Round four I had planned to follow directions with all three starters, but I had almost no bubbling in any of the three in the pancake phase.  The potato mother surprised me most of all.  Since I knew it had doubled, I expected it to be ready to use.  Then I thought maybe the yeast was the part I had cleaned up off the cupboard.

I decided to cheat, just a little.  Just before mixing in the remaining flour, I added a teaspoon of old yeast, from a jar that I had stopped using over a year ago because my bread wasn't rising properly.  I was hoping it would give them enough of a boost to make edible bread.
The results-

The Dawson bread was gooey on the inside with playdough smell.  Bird food.

The Dawson with commercial yeast- edible, but has an odd aftertaste.

The potato mother bread is edible, nice holes forming inside, but the top of the loaves all cracked.  I probably should have left it alone to do it's thing.


  1. This is fascinating, even the explosion.

  2. Your adventures in sourdough are interesting. I admire your tenacity. Of course, having turkeys to feed the accidents does help a bit. Otherwise it would be a terrible waste of flour.
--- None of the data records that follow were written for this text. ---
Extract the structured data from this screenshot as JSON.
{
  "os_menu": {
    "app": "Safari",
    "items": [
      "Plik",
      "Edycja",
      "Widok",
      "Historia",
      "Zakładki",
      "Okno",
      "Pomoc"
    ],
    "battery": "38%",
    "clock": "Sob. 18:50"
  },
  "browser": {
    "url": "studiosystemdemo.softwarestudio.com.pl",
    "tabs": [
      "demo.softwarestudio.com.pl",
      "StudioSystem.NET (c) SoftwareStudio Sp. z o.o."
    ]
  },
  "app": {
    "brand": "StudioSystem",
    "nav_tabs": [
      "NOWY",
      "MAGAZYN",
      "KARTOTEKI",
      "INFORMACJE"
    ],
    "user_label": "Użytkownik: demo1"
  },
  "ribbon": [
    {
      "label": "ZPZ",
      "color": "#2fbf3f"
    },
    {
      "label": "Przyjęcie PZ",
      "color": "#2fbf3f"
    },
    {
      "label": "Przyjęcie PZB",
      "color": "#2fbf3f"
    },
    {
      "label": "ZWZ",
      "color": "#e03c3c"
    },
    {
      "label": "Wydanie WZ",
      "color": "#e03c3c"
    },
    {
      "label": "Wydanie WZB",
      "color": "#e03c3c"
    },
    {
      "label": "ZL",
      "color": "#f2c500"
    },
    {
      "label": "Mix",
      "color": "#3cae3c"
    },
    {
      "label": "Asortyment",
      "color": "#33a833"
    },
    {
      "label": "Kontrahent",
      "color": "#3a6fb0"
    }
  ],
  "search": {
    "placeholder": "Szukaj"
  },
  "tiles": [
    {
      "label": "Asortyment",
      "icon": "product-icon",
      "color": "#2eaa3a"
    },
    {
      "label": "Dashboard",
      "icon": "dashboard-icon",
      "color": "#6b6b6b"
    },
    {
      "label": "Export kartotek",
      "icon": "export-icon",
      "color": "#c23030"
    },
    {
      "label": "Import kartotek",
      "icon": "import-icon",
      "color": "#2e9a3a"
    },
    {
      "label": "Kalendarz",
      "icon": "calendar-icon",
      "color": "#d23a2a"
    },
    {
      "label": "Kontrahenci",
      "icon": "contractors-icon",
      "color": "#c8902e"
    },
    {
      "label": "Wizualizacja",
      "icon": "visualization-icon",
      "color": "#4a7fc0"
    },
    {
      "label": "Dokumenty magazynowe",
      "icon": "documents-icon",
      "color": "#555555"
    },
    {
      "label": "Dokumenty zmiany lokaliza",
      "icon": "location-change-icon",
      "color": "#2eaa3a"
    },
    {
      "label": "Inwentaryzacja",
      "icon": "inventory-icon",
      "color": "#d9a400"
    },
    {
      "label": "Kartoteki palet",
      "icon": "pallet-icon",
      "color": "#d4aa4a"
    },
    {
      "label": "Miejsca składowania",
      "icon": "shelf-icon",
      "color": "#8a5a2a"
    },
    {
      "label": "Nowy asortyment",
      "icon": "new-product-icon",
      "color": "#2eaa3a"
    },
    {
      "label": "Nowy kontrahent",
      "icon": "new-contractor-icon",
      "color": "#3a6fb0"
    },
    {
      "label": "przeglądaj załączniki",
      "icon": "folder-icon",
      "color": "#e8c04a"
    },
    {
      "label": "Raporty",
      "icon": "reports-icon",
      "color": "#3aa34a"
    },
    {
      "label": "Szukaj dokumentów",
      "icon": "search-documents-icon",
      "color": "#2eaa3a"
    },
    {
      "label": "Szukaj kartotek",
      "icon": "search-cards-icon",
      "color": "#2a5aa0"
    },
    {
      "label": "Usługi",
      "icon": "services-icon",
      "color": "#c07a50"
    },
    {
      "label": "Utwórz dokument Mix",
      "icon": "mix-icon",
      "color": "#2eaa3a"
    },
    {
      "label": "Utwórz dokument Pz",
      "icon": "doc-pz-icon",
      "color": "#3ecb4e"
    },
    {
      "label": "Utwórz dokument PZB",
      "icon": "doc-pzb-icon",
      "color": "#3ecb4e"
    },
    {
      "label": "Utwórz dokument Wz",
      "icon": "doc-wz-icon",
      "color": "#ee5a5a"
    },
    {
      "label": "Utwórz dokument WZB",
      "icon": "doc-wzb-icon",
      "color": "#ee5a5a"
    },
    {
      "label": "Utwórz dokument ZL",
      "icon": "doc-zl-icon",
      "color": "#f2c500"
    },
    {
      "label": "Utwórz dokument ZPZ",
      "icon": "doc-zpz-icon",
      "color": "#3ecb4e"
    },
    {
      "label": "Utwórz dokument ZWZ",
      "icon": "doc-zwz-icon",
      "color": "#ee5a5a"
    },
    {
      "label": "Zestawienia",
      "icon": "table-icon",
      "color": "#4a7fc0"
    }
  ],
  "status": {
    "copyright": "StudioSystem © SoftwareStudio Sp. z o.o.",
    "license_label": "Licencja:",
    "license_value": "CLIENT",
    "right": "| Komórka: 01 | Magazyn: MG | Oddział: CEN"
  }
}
    Those loaves look very light in color. Why haven't they browned? Were they not baked long enough, or is there a problem with the dough being too acidic so the browning reaction cannot take place? Is your water too acidic?

    As far as the cracking loaves, I usually score the tops of regular bread loaves before the last rise so there is room for expansion. That way the crack locations are fairly predictable.

    1. Thanks.

      I've never had my water tested, but my grandmother bread comes out pretty much the same colour. I assumed it was my oven.

      Excellent tip. I will try scoring the tops of the next batch.